All of the entries are to be printed exactly as they appear.
##############################
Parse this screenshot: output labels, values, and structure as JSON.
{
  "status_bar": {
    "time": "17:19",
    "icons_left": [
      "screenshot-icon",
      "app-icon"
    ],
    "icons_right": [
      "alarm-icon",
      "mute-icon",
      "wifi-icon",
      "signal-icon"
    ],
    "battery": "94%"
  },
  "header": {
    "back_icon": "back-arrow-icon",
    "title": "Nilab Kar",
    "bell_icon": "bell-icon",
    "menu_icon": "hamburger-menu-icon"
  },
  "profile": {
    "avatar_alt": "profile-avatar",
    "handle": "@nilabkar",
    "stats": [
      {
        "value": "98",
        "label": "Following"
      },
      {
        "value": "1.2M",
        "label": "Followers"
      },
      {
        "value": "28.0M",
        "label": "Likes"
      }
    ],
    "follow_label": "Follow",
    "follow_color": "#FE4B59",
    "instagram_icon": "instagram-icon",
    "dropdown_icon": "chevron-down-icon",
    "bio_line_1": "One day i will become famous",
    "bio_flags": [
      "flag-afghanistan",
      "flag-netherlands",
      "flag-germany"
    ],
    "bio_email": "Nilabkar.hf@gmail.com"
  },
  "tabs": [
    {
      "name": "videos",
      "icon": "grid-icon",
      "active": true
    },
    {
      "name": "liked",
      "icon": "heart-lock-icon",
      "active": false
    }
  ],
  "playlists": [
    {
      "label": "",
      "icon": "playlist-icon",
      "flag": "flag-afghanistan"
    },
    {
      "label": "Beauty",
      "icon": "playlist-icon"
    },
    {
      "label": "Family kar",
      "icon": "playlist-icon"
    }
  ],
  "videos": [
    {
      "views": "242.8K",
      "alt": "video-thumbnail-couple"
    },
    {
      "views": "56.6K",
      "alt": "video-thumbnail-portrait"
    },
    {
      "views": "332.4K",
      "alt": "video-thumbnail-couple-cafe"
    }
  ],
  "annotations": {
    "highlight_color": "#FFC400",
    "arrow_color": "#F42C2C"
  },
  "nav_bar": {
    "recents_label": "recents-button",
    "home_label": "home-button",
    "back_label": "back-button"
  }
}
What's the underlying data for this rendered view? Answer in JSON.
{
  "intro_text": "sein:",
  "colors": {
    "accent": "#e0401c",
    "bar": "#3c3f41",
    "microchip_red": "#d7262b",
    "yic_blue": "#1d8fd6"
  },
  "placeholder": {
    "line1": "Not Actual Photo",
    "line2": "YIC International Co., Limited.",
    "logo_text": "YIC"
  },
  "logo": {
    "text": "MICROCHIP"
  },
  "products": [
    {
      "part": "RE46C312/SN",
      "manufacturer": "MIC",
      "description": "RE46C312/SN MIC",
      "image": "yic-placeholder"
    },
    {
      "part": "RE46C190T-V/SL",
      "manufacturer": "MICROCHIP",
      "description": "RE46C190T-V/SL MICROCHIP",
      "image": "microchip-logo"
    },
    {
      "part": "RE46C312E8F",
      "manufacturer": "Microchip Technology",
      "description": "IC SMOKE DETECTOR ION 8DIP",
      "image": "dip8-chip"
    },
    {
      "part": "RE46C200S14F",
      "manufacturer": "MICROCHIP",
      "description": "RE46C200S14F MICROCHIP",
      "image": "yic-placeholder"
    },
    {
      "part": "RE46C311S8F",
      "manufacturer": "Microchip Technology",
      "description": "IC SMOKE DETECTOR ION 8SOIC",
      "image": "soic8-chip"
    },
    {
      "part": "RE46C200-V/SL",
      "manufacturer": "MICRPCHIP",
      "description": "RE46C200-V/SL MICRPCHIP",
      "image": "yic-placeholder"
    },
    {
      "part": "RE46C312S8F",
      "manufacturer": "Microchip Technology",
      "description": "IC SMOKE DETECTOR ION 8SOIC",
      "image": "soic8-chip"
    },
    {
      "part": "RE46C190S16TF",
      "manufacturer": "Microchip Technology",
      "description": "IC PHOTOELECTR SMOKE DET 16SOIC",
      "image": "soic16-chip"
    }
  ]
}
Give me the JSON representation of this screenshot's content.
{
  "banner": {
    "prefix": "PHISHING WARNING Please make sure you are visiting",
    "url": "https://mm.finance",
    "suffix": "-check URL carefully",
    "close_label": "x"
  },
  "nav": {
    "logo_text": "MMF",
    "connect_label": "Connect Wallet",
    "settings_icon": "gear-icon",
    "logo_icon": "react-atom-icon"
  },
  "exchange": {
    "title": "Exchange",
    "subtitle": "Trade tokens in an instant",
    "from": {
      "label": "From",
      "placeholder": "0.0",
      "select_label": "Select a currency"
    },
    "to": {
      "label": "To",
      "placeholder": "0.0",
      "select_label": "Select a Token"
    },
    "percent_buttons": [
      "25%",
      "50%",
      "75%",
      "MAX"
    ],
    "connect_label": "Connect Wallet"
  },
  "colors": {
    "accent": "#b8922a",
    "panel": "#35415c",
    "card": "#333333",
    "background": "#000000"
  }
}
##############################
> _Solution_
Parse this screenshot: output labels, values, and structure as JSON.
{
  "status_bar": {
    "time": "17:19",
    "icons_left": [
      "screenshot-icon",
      "app-icon"
    ],
    "icons_right": [
      "alarm-icon",
      "mute-icon",
      "wifi-icon",
      "signal-icon"
    ],
    "battery": "94%"
  },
  "header": {
    "back_icon": "back-arrow-icon",
    "title": "Nilab Kar",
    "bell_icon": "bell-icon",
    "menu_icon": "hamburger-menu-icon"
  },
  "profile": {
    "avatar_alt": "profile-avatar",
    "handle": "@nilabkar",
    "stats": [
      {
        "value": "98",
        "label": "Following"
      },
      {
        "value": "1.2M",
        "label": "Followers"
      },
      {
        "value": "28.0M",
        "label": "Likes"
      }
    ],
    "follow_label": "Follow",
    "follow_color": "#FE4B59",
    "instagram_icon": "instagram-icon",
    "dropdown_icon": "chevron-down-icon",
    "bio_line_1": "One day i will become famous",
    "bio_flags": [
      "flag-afghanistan",
      "flag-netherlands",
      "flag-germany"
    ],
    "bio_email": "Nilabkar.hf@gmail.com"
  },
  "tabs": [
    {
      "name": "videos",
      "icon": "grid-icon",
      "active": true
    },
    {
      "name": "liked",
      "icon": "heart-lock-icon",
      "active": false
    }
  ],
  "playlists": [
    {
      "label": "",
      "icon": "playlist-icon",
      "flag": "flag-afghanistan"
    },
    {
      "label": "Beauty",
      "icon": "playlist-icon"
    },
    {
      "label": "Family kar",
      "icon": "playlist-icon"
    }
  ],
  "videos": [
    {
      "views": "242.8K",
      "alt": "video-thumbnail-couple"
    },
    {
      "views": "56.6K",
      "alt": "video-thumbnail-portrait"
    },
    {
      "views": "332.4K",
      "alt": "video-thumbnail-couple-cafe"
    }
  ],
  "annotations": {
    "highlight_color": "#FFC400",
    "arrow_color": "#F42C2C"
  },
  "nav_bar": {
    "recents_label": "recents-button",
    "home_label": "home-button",
    "back_label": "back-button"
  }
}
What's the underlying data for this rendered view? Answer in JSON.
{
  "intro_text": "sein:",
  "colors": {
    "accent": "#e0401c",
    "bar": "#3c3f41",
    "microchip_red": "#d7262b",
    "yic_blue": "#1d8fd6"
  },
  "placeholder": {
    "line1": "Not Actual Photo",
    "line2": "YIC International Co., Limited.",
    "logo_text": "YIC"
  },
  "logo": {
    "text": "MICROCHIP"
  },
  "products": [
    {
      "part": "RE46C312/SN",
      "manufacturer": "MIC",
      "description": "RE46C312/SN MIC",
      "image": "yic-placeholder"
    },
    {
      "part": "RE46C190T-V/SL",
      "manufacturer": "MICROCHIP",
      "description": "RE46C190T-V/SL MICROCHIP",
      "image": "microchip-logo"
    },
    {
      "part": "RE46C312E8F",
      "manufacturer": "Microchip Technology",
      "description": "IC SMOKE DETECTOR ION 8DIP",
      "image": "dip8-chip"
    },
    {
      "part": "RE46C200S14F",
      "manufacturer": "MICROCHIP",
      "description": "RE46C200S14F MICROCHIP",
      "image": "yic-placeholder"
    },
    {
      "part": "RE46C311S8F",
      "manufacturer": "Microchip Technology",
      "description": "IC SMOKE DETECTOR ION 8SOIC",
      "image": "soic8-chip"
    },
    {
      "part": "RE46C200-V/SL",
      "manufacturer": "MICRPCHIP",
      "description": "RE46C200-V/SL MICRPCHIP",
      "image": "yic-placeholder"
    },
    {
      "part": "RE46C312S8F",
      "manufacturer": "Microchip Technology",
      "description": "IC SMOKE DETECTOR ION 8SOIC",
      "image": "soic8-chip"
    },
    {
      "part": "RE46C190S16TF",
      "manufacturer": "Microchip Technology",
      "description": "IC PHOTOELECTR SMOKE DET 16SOIC",
      "image": "soic16-chip"
    }
  ]
}
Give me the JSON representation of this screenshot's content.
{
  "banner": {
    "prefix": "PHISHING WARNING Please make sure you are visiting",
    "url": "https://mm.finance",
    "suffix": "-check URL carefully",
    "close_label": "x"
  },
  "nav": {
    "logo_text": "MMF",
    "connect_label": "Connect Wallet",
    "settings_icon": "gear-icon",
    "logo_icon": "react-atom-icon"
  },
  "exchange": {
    "title": "Exchange",
    "subtitle": "Trade tokens in an instant",
    "from": {
      "label": "From",
      "placeholder": "0.0",
      "select_label": "Select a currency"
    },
    "to": {
      "label": "To",
      "placeholder": "0.0",
      "select_label": "Select a Token"
    },
    "percent_buttons": [
      "25%",
      "50%",
      "75%",
      "MAX"
    ],
    "connect_label": "Connect Wallet"
  },
  "colors": {
    "accent": "#b8922a",
    "panel": "#35415c",
    "card": "#333333",
    "background": "#000000"
  }
}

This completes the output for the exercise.